What is Employment Act Of 1946?

Legal Definition
The Employment Act of 1946 ch. 33, section 2, 60 Stat. 23, codified as 15 U.S.C. § 1021, is a United States federal law. Its main purpose was to lay the responsibility of economic stability of inflation and unemployment onto the federal government. The Act stated: it was the "continuing policy and responsibility" of the federal government to:

coordinate and utilize all its plans, functions, and resources . . . to foster and promote free competitive enterprise and the general welfare; conditions under which there will be afforded useful employment for those able, willing, and seeking to work; and to promote maximum employment, production, and purchasing power.

Liberals wanted an emphasis on "full employment" but conservatives were in control and they did not get it. Stein (1969) notes, "The failure to pass a 'Full Employment Act' is as significant as the decision to pass the Employment Act." The Act also created the Council of Economic Advisers, attached to the White House, which provides analysis and recommendations, as well as the Joint Economic Committee.

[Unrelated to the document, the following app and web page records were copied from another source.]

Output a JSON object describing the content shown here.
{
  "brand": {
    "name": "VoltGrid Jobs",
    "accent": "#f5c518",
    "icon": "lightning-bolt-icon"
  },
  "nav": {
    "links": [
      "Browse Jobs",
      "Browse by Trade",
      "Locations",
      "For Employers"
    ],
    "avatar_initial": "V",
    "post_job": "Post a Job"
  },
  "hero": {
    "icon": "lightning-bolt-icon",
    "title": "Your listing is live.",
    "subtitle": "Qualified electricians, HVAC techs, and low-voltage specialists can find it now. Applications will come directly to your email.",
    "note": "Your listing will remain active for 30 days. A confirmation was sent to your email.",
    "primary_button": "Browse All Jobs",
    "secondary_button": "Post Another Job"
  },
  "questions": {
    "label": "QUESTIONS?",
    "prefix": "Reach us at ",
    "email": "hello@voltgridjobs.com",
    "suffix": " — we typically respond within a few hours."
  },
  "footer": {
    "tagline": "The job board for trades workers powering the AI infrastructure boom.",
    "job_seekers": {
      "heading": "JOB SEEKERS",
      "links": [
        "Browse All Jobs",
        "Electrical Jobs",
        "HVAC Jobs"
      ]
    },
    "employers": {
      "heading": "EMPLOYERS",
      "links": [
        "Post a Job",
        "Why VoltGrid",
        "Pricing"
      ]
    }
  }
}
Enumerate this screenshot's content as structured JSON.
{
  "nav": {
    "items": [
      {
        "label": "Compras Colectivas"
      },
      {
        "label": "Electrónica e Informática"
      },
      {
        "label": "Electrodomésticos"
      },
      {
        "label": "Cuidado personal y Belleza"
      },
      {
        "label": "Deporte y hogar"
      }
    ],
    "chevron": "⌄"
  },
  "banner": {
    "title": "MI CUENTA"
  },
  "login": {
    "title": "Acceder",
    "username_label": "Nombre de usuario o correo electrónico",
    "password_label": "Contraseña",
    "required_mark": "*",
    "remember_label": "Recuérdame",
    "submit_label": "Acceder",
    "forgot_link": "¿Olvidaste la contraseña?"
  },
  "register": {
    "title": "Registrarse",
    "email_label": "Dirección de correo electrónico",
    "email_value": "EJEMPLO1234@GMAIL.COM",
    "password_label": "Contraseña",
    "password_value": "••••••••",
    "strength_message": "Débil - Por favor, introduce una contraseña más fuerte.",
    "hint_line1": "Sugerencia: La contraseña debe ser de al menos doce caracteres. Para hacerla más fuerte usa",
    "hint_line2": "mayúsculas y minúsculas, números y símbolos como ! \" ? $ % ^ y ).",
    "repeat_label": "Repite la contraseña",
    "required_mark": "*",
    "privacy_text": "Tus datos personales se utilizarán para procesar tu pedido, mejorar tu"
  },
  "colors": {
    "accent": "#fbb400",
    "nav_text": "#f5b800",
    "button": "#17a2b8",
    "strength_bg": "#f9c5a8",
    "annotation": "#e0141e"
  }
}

In practice, the government has relied on automatic stabilizers and Federal Reserve policy for macroeconomic management, while the Council of Economic Advisers has focused primarily on discussions of microeconomic issues.
-- Wikipedia